### RECORDS FOR THE EXERCISE
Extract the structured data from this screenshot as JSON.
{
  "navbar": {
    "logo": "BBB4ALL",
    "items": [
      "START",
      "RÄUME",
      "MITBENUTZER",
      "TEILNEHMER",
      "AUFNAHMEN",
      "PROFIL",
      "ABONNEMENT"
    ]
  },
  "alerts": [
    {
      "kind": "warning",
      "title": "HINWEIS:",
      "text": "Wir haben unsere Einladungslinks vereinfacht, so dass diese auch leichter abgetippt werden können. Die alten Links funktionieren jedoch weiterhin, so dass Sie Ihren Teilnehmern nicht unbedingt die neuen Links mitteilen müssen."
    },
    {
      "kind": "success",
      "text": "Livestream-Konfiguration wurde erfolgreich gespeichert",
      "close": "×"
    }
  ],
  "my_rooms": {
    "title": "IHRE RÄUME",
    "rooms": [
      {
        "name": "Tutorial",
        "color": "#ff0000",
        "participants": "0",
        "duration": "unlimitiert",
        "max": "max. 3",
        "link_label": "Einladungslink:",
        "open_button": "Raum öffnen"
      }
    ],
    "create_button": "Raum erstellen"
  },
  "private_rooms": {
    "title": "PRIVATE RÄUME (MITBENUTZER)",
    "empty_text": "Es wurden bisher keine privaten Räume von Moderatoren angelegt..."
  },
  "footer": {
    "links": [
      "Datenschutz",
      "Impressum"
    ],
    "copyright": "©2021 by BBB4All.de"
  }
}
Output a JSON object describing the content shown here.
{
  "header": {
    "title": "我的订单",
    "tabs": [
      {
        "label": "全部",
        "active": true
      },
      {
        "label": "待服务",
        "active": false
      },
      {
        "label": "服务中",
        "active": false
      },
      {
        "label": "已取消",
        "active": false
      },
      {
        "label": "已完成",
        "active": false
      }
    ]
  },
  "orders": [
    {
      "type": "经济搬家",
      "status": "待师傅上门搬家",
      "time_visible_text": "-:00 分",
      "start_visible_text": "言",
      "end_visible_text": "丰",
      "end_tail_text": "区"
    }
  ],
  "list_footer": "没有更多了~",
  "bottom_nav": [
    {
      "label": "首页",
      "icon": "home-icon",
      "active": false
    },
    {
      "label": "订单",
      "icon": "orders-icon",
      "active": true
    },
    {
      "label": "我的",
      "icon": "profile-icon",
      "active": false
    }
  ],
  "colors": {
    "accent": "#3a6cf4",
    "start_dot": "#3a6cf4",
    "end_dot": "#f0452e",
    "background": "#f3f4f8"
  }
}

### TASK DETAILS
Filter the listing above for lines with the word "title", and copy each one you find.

### ANSWER TO THIS TASK
      "title": "HINWEIS:",
    "title": "IHRE RÄUME",
    "title": "PRIVATE RÄUME (MITBENUTZER)",
    "title": "我的订单",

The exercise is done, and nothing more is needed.